What is expected.
What you return should be every line below, word for word, and none of the images.

Material for this exercise.
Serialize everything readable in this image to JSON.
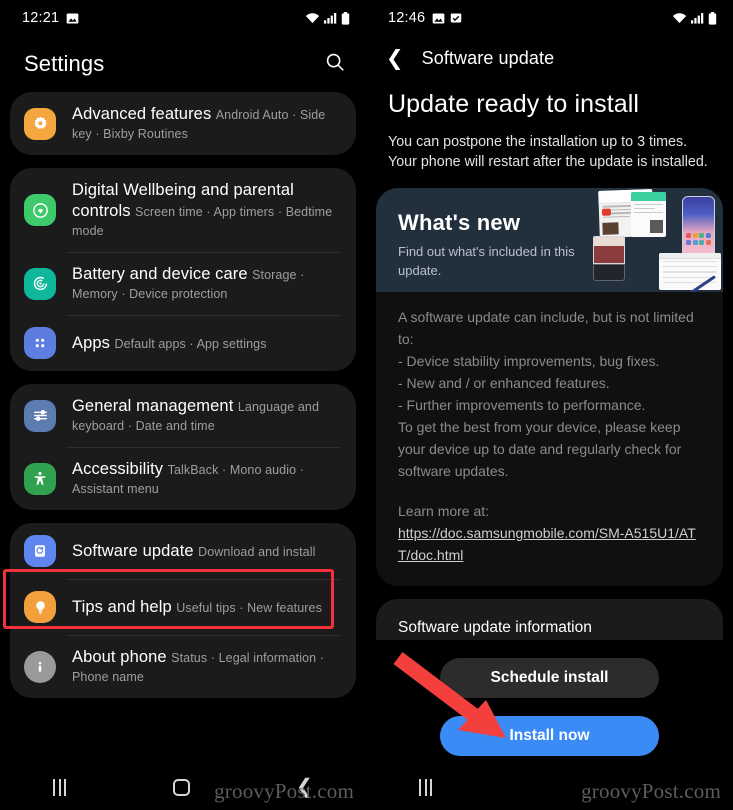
{
  "left_phone": {
    "status_bar": {
      "time": "12:21",
      "left_icons": [
        "image-icon"
      ],
      "right_icons": [
        "wifi-icon",
        "signal-icon",
        "battery-icon"
      ]
    },
    "header": {
      "title": "Settings",
      "search_icon": "search-icon"
    },
    "groups": [
      {
        "rows": [
          {
            "title": "Advanced features",
            "subtitle": "Android Auto  ·  Side key  ·  Bixby Routines",
            "icon": "gear-icon",
            "icon_color": "#f5a councils"
          }
        ]
      }
    ],
    "sections": [
      {
        "id": "group-1",
        "items": [
          {
            "title": "Advanced features",
            "subtitle": "Android Auto  ·  Side key  ·  Bixby Routines",
            "icon": "gear-icon",
            "icon_bg": "#f5a63f",
            "icon_shape": "squircle"
          }
        ]
      },
      {
        "id": "group-2",
        "items": [
          {
            "title": "Digital Wellbeing and parental controls",
            "subtitle": "Screen time  ·  App timers  ·  Bedtime mode",
            "icon": "wellbeing-icon",
            "icon_bg": "#3ec96b",
            "icon_shape": "squircle"
          },
          {
            "title": "Battery and device care",
            "subtitle": "Storage  ·  Memory  ·  Device protection",
            "icon": "device-care-icon",
            "icon_bg": "#0fb89b",
            "icon_shape": "squircle"
          },
          {
            "title": "Apps",
            "subtitle": "Default apps  ·  App settings",
            "icon": "apps-grid-icon",
            "icon_bg": "#5d7ee0",
            "icon_shape": "squircle"
          }
        ]
      },
      {
        "id": "group-3",
        "items": [
          {
            "title": "General management",
            "subtitle": "Language and keyboard  ·  Date and time",
            "icon": "sliders-icon",
            "icon_bg": "#5c7bb0",
            "icon_shape": "squircle"
          },
          {
            "title": "Accessibility",
            "subtitle": "TalkBack  ·  Mono audio  ·  Assistant menu",
            "icon": "accessibility-person-icon",
            "icon_bg": "#2fa14f",
            "icon_shape": "squircle"
          }
        ]
      },
      {
        "id": "group-4",
        "items": [
          {
            "title": "Software update",
            "subtitle": "Download and install",
            "icon": "software-update-icon",
            "icon_bg": "#5f85ef",
            "icon_shape": "squircle"
          },
          {
            "title": "Tips and help",
            "subtitle": "Useful tips  ·  New features",
            "icon": "lightbulb-icon",
            "icon_bg": "#f2a03c",
            "icon_shape": "squircle"
          },
          {
            "title": "About phone",
            "subtitle": "Status  ·  Legal information  ·  Phone name",
            "icon": "info-icon",
            "icon_bg": "#9a9a9a",
            "icon_shape": "circle"
          }
        ]
      }
    ],
    "highlight": {
      "color": "#f4303b",
      "target": "Software update"
    },
    "nav_bar": {
      "recents": "recents-icon",
      "home": "home-icon",
      "back": "back-icon"
    },
    "watermark": "groovyPost.com"
  },
  "right_phone": {
    "status_bar": {
      "time": "12:46",
      "left_icons": [
        "image-icon",
        "check-icon"
      ],
      "right_icons": [
        "wifi-icon",
        "signal-icon",
        "battery-icon"
      ]
    },
    "header": {
      "back_icon": "chevron-left-icon",
      "title": "Software update"
    },
    "heading": "Update ready to install",
    "description": "You can postpone the installation up to 3 times. Your phone will restart after the update is installed.",
    "whats_new": {
      "title": "What's new",
      "subtitle": "Find out what's included in this update.",
      "banner_color": "#22303e"
    },
    "details": {
      "intro": "A software update can include, but is not limited to:",
      "bullets": [
        "- Device stability improvements, bug fixes.",
        "- New and / or enhanced features.",
        "- Further improvements to performance."
      ],
      "outro": "To get the best from your device, please keep your device up to date and regularly check for software updates.",
      "learn_more_label": "Learn more at:",
      "learn_more_url": "https://doc.samsungmobile.com/SM-A515U1/ATT/doc.html"
    },
    "info_card_title": "Software update information",
    "buttons": {
      "schedule": "Schedule install",
      "install": "Install now",
      "install_color": "#3a8bf5"
    },
    "arrow": {
      "color": "#f4403c",
      "points_to": "Install now"
    },
    "nav_bar": {
      "recents": "recents-icon"
    },
    "watermark": "groovyPost.com"
  }
}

Answer for the task.
Serialize everything readable in this image to JSON.
{
  "left_phone": {
    "status_bar": {
      "time": "12:21",
      "left_icons": [
        "image-icon"
      ],
      "right_icons": [
        "wifi-icon",
        "signal-icon",
        "battery-icon"
      ]
    },
    "header": {
      "title": "Settings",
      "search_icon": "search-icon"
    },
    "groups": [
      {
        "rows": [
          {
            "title": "Advanced features",
            "subtitle": "Android Auto  ·  Side key  ·  Bixby Routines",
            "icon": "gear-icon",
            "icon_color": "#f5a councils"
          }
        ]
      }
    ],
    "sections": [
      {
        "id": "group-1",
        "items": [
          {
            "title": "Advanced features",
            "subtitle": "Android Auto  ·  Side key  ·  Bixby Routines",
            "icon": "gear-icon",
            "icon_bg": "#f5a63f",
            "icon_shape": "squircle"
          }
        ]
      },
      {
        "id": "group-2",
        "items": [
          {
            "title": "Digital Wellbeing and parental controls",
            "subtitle": "Screen time  ·  App timers  ·  Bedtime mode",
            "icon": "wellbeing-icon",
            "icon_bg": "#3ec96b",
            "icon_shape": "squircle"
          },
          {
            "title": "Battery and device care",
            "subtitle": "Storage  ·  Memory  ·  Device protection",
            "icon": "device-care-icon",
            "icon_bg": "#0fb89b",
            "icon_shape": "squircle"
          },
          {
            "title": "Apps",
            "subtitle": "Default apps  ·  App settings",
            "icon": "apps-grid-icon",
            "icon_bg": "#5d7ee0",
            "icon_shape": "squircle"
          }
        ]
      },
      {
        "id": "group-3",
        "items": [
          {
            "title": "General management",
            "subtitle": "Language and keyboard  ·  Date and time",
            "icon": "sliders-icon",
            "icon_bg": "#5c7bb0",
            "icon_shape": "squircle"
          },
          {
            "title": "Accessibility",
            "subtitle": "TalkBack  ·  Mono audio  ·  Assistant menu",
            "icon": "accessibility-person-icon",
            "icon_bg": "#2fa14f",
            "icon_shape": "squircle"
          }
        ]
      },
      {
        "id": "group-4",
        "items": [
          {
            "title": "Software update",
            "subtitle": "Download and install",
            "icon": "software-update-icon",
            "icon_bg": "#5f85ef",
            "icon_shape": "squircle"
          },
          {
            "title": "Tips and help",
            "subtitle": "Useful tips  ·  New features",
            "icon": "lightbulb-icon",
            "icon_bg": "#f2a03c",
            "icon_shape": "squircle"
          },
          {
            "title": "About phone",
            "subtitle": "Status  ·  Legal information  ·  Phone name",
            "icon": "info-icon",
            "icon_bg": "#9a9a9a",
            "icon_shape": "circle"
          }
        ]
      }
    ],
    "highlight": {
      "color": "#f4303b",
      "target": "Software update"
    },
    "nav_bar": {
      "recents": "recents-icon",
      "home": "home-icon",
      "back": "back-icon"
    },
    "watermark": "groovyPost.com"
  },
  "right_phone": {
    "status_bar": {
      "time": "12:46",
      "left_icons": [
        "image-icon",
        "check-icon"
      ],
      "right_icons": [
        "wifi-icon",
        "signal-icon",
        "battery-icon"
      ]
    },
    "header": {
      "back_icon": "chevron-left-icon",
      "title": "Software update"
    },
    "heading": "Update ready to install",
    "description": "You can postpone the installation up to 3 times. Your phone will restart after the update is installed.",
    "whats_new": {
      "title": "What's new",
      "subtitle": "Find out what's included in this update.",
      "banner_color": "#22303e"
    },
    "details": {
      "intro": "A software update can include, but is not limited to:",
      "bullets": [
        "- Device stability improvements, bug fixes.",
        "- New and / or enhanced features.",
        "- Further improvements to performance."
      ],
      "outro": "To get the best from your device, please keep your device up to date and regularly check for software updates.",
      "learn_more_label": "Learn more at:",
      "learn_more_url": "https://doc.samsungmobile.com/SM-A515U1/ATT/doc.html"
    },
    "info_card_title": "Software update information",
    "buttons": {
      "schedule": "Schedule install",
      "install": "Install now",
      "install_color": "#3a8bf5"
    },
    "arrow": {
      "color": "#f4403c",
      "points_to": "Install now"
    },
    "nav_bar": {
      "recents": "recents-icon"
    },
    "watermark": "groovyPost.com"
  }
}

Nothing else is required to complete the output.